The first thing is to test that we can find files properly using the find command at the terminal. Typing find . -name *trailer*.md' in the root of my website, for example, generates a single respone: \_posts/2013-09-29-sheffield-to-leeds-bike-trailer-move.md, which is exactly what I was looking for. The difficulty is telling Vim to then open that file, without having to retype it again. Originally I used the command xargs to do this, but like one gentleman on Stackoverflow, I soon discovered that this breaks terminal. The solution to this problem, is contained within the same thread, but only at the bottom: use -exec instead. So the command becomes as follows:

find . -name \*trailer\*.md -exec vim {} +

Observant readers may have registered that the additional -exec vim {} + commands add 14 characters, more than would have been necessary had we known the date of the entry. Still, it is still beneficial when we know the a string contained with the file we want to edit but not its beginning or its full name. This is especially common when editing Markdown files for personal websites.

An even quicker way to open the file is as follows:

vim _posts/*trailer*.md

Syntax highlighting

There are a number of discussion threads on the internet about Vim not formatting Markdown files correctly.
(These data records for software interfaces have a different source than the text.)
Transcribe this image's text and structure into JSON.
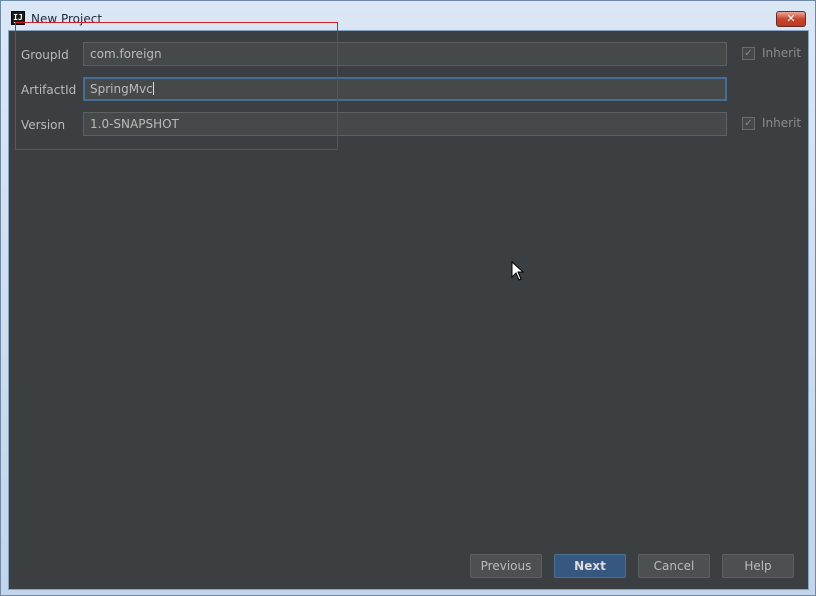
{
  "window": {
    "title": "New Project",
    "app_icon_text": "IJ",
    "close_glyph": "✕"
  },
  "form": {
    "group_id": {
      "label": "GroupId",
      "value": "com.foreign",
      "inherit_label": "Inherit",
      "inherit_checked": true
    },
    "artifact_id": {
      "label": "ArtifactId",
      "value": "SpringMvc"
    },
    "version": {
      "label": "Version",
      "value": "1.0-SNAPSHOT",
      "inherit_label": "Inherit",
      "inherit_checked": true
    }
  },
  "footer": {
    "previous_label": "Previous",
    "next_label": "Next",
    "cancel_label": "Cancel",
    "help_label": "Help"
  },
  "icons": {
    "check_glyph": "✓"
  },
  "colors": {
    "panel_bg": "#3c3f41",
    "field_bg": "#45494a",
    "accent": "#365880",
    "annotation": "#d0202a"
  }
}
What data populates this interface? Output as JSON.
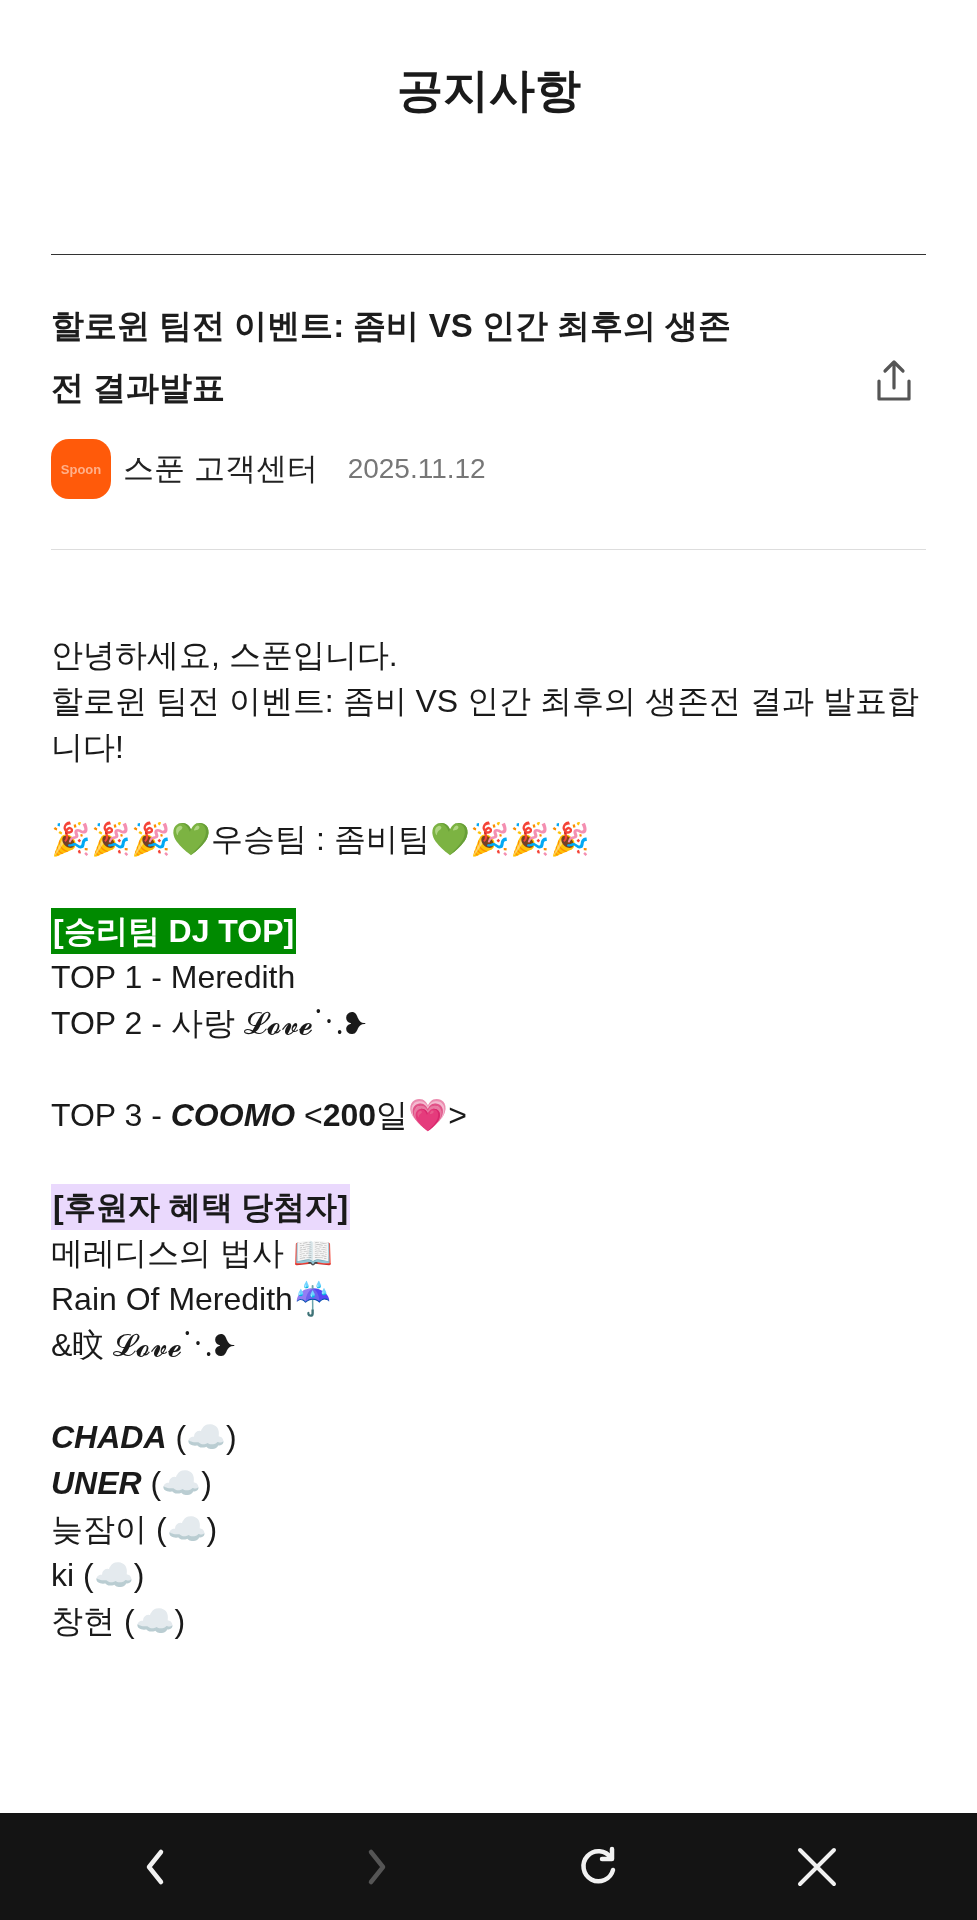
{
  "page_title": "공지사항",
  "post": {
    "title": "할로윈 팀전 이벤트: 좀비 VS 인간 최후의 생존전 결과발표",
    "author": {
      "logo_text": "Spoon",
      "name": "스푼 고객센터"
    },
    "date": "2025.11.12"
  },
  "body": {
    "paragraphs": [
      {
        "lines": [
          {
            "kind": "text",
            "text": "안녕하세요, 스푼입니다."
          },
          {
            "kind": "text",
            "text": "할로윈 팀전 이벤트: 좀비 VS 인간 최후의 생존전 결과 발표합니다!"
          }
        ]
      },
      {
        "lines": [
          {
            "kind": "text",
            "text": "🎉🎉🎉💚우승팀 : 좀비팀💚🎉🎉🎉"
          }
        ]
      },
      {
        "lines": [
          {
            "kind": "heading",
            "text": "[승리팀 DJ TOP]",
            "color": "#008a00"
          },
          {
            "kind": "text",
            "text": "TOP 1 - Meredith"
          },
          {
            "kind": "text",
            "text": "TOP 2 - 사랑 𝓛𝓸𝓿𝓮⋱❥"
          }
        ]
      },
      {
        "lines": [
          {
            "kind": "text",
            "text": "TOP 3 - *COOMO* <**200**일💗>"
          }
        ]
      },
      {
        "lines": [
          {
            "kind": "heading",
            "text": "[후원자 혜택 당첨자]",
            "color": "#ead9fd"
          },
          {
            "kind": "text",
            "text": "메레디스의 법사 📖"
          },
          {
            "kind": "text",
            "text": "Rain Of Meredith☔"
          },
          {
            "kind": "text",
            "text": "&旼 𝓛𝓸𝓿𝓮⋱❥"
          }
        ]
      },
      {
        "lines": [
          {
            "kind": "text",
            "text": "*CHADA* (☁️)"
          },
          {
            "kind": "text",
            "text": "*UNER* (☁️)"
          },
          {
            "kind": "text",
            "text": "늦잠이 (☁️)"
          },
          {
            "kind": "text",
            "text": "ki (☁️)"
          },
          {
            "kind": "text",
            "text": "창현 (☁️)"
          }
        ]
      }
    ]
  },
  "nav_bar": {
    "buttons": [
      {
        "kind": "back",
        "disabled": false
      },
      {
        "kind": "forward",
        "disabled": true
      },
      {
        "kind": "reload",
        "disabled": false
      },
      {
        "kind": "close",
        "disabled": false
      }
    ]
  }
}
In fact, Vim is perfectly capable of displaying Markdown files correctly in its default configuration form. The issue that most commonly arises is that people label their Markdown files as *.md, rather than providing the full ‘official’ suffix of *.markdown. Vim is only set-up to understand the latter, so with its default settings it will display .md files incorrectly, as illustrated below:

incorrect syntax highlighting

There are many solutions to this problem and a few people have created their own custom highlighting solutions by writing Vim plugins. A far simpler solution is to simply make Vim see .md files as Markdown. To do this, just create a file called .vimrc in your home directory and add the following line:

au BufRead,BufNewFile *.md set filetype=markdown

Viewing the results

There are a number of options available here. - To convert the Markdown files directly to html, there is a plugin available - To have real-time updates of the compiled Markdown files in Chrome, there is a Java application which has impressive functionality (based on the video loaded on its Github page), although I found it difficult to install. - The solution favoured by me is also the simplest: just save the latest version of the file you’re writing (:w) and then serve the website locally using jekyll serve --drafts to compile the drafts and then view the results on a browser of your choice.

Conclusions

Vim is an excellent all-round IDE and text editor. It can also, with a few tweaks reviewed in this article, also be a great editor for your Markdown files.